|International Classification||G06K9/00, G02B5/32, G03H1/00, G02B6/00, G03C1/00, G03C5/44, G06K7/10, F21V8/00, G03C1/66, G03H1/18, G03H1/04, A61B5/117, G07C9/00|
|Cooperative Classification||A61B5/745, G02B6/0068, G02B6/0053, G03C1/66, G02B6/0036, A61B5/1172, G06K7/10702, G07C9/00158, G02B6/0073, G02B5/32, G02B6/0071, G03H2222/47, G03C1/00, G03H1/0408, G06K7/1098, G03H1/0248, G03C5/44, G06K9/00013, G02B6/0033, G06K7/10663|
|European Classification||G03H1/02H2, G06K7/10S9V, G02B6/00L6O4B, G06K7/10S2P4D, G02B5/32, G02B6/00L6O8P, G07C9/00C2D, G06K7/10S2P2F, G03C1/00, G02B6/00L6O, G06K9/00A1|

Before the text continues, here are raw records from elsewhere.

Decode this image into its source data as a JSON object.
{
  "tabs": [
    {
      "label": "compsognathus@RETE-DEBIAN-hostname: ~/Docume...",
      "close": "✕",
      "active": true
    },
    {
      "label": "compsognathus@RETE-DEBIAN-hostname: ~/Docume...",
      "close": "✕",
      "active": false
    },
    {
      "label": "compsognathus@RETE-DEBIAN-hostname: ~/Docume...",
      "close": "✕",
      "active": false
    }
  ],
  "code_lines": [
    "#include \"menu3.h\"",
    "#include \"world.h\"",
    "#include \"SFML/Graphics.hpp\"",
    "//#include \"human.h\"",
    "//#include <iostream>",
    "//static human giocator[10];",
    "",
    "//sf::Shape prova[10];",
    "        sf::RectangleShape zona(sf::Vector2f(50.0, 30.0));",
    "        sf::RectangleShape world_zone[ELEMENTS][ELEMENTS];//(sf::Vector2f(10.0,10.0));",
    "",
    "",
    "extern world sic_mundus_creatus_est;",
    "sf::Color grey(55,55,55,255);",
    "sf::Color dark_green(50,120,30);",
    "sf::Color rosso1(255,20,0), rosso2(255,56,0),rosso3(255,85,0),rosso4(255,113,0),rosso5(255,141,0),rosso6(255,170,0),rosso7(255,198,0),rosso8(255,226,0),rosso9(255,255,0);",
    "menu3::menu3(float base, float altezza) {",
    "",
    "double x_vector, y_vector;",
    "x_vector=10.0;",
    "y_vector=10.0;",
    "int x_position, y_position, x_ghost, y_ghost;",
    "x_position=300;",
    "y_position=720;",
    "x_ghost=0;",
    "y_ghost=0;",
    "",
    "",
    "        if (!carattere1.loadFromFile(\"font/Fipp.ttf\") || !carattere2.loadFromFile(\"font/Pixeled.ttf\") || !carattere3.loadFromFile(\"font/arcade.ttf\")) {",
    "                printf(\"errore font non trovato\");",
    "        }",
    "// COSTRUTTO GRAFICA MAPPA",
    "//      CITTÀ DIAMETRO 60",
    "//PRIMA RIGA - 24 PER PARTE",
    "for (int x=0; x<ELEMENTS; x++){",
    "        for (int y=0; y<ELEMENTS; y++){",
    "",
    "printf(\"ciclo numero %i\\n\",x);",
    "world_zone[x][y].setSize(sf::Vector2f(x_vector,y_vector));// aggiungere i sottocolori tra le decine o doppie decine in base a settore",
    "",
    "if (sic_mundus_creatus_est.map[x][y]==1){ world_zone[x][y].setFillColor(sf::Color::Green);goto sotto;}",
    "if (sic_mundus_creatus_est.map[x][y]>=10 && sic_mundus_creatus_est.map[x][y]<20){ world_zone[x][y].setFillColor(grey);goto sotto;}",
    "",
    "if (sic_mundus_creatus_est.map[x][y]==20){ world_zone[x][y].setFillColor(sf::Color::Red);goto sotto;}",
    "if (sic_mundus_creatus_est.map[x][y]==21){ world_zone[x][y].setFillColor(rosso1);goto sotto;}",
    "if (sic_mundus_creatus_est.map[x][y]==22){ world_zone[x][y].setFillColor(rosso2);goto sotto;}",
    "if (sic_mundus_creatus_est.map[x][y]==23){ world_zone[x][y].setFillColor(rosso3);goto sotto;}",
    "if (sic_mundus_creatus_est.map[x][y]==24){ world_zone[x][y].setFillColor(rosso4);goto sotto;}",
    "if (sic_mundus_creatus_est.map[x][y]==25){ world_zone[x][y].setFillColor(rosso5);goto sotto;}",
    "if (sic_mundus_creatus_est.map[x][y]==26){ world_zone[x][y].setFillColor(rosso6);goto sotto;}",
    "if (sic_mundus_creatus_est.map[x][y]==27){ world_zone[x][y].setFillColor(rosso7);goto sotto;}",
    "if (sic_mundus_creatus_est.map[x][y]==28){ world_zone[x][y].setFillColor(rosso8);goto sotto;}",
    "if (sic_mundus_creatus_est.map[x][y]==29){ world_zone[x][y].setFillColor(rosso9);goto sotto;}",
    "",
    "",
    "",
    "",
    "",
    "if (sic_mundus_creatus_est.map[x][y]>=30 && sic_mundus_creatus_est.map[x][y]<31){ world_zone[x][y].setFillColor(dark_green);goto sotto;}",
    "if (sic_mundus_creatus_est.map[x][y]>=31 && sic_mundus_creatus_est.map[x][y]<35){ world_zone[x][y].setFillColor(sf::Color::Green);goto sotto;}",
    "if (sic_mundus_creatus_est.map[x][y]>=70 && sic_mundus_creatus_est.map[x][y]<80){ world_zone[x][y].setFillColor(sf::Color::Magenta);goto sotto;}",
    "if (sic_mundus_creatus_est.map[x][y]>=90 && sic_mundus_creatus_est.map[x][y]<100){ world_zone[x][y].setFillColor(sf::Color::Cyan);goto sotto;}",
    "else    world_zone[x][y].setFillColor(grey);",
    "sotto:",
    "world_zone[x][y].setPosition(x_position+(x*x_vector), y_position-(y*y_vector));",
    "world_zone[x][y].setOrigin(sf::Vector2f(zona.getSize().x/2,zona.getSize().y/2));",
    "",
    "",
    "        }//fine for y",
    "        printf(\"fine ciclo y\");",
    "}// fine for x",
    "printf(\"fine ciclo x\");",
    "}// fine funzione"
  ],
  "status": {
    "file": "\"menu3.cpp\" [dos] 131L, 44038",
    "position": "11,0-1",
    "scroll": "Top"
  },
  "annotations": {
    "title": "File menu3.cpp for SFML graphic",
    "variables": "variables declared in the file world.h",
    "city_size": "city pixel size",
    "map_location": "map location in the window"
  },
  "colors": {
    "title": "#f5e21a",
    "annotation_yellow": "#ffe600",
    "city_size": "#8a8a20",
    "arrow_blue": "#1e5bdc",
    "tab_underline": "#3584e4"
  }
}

|Nov 18, 2003||AS||Assignment|
Owner name: KREMEN, STANLEY H., NEW JERSEY
Free format text: ASSIGNMENT OF ASSIGNORS INTEREST;ASSIGNOR:IMEDGE TECHNOLOGY, INC.;REEL/FRAME:014138/0217
Effective date: 20031112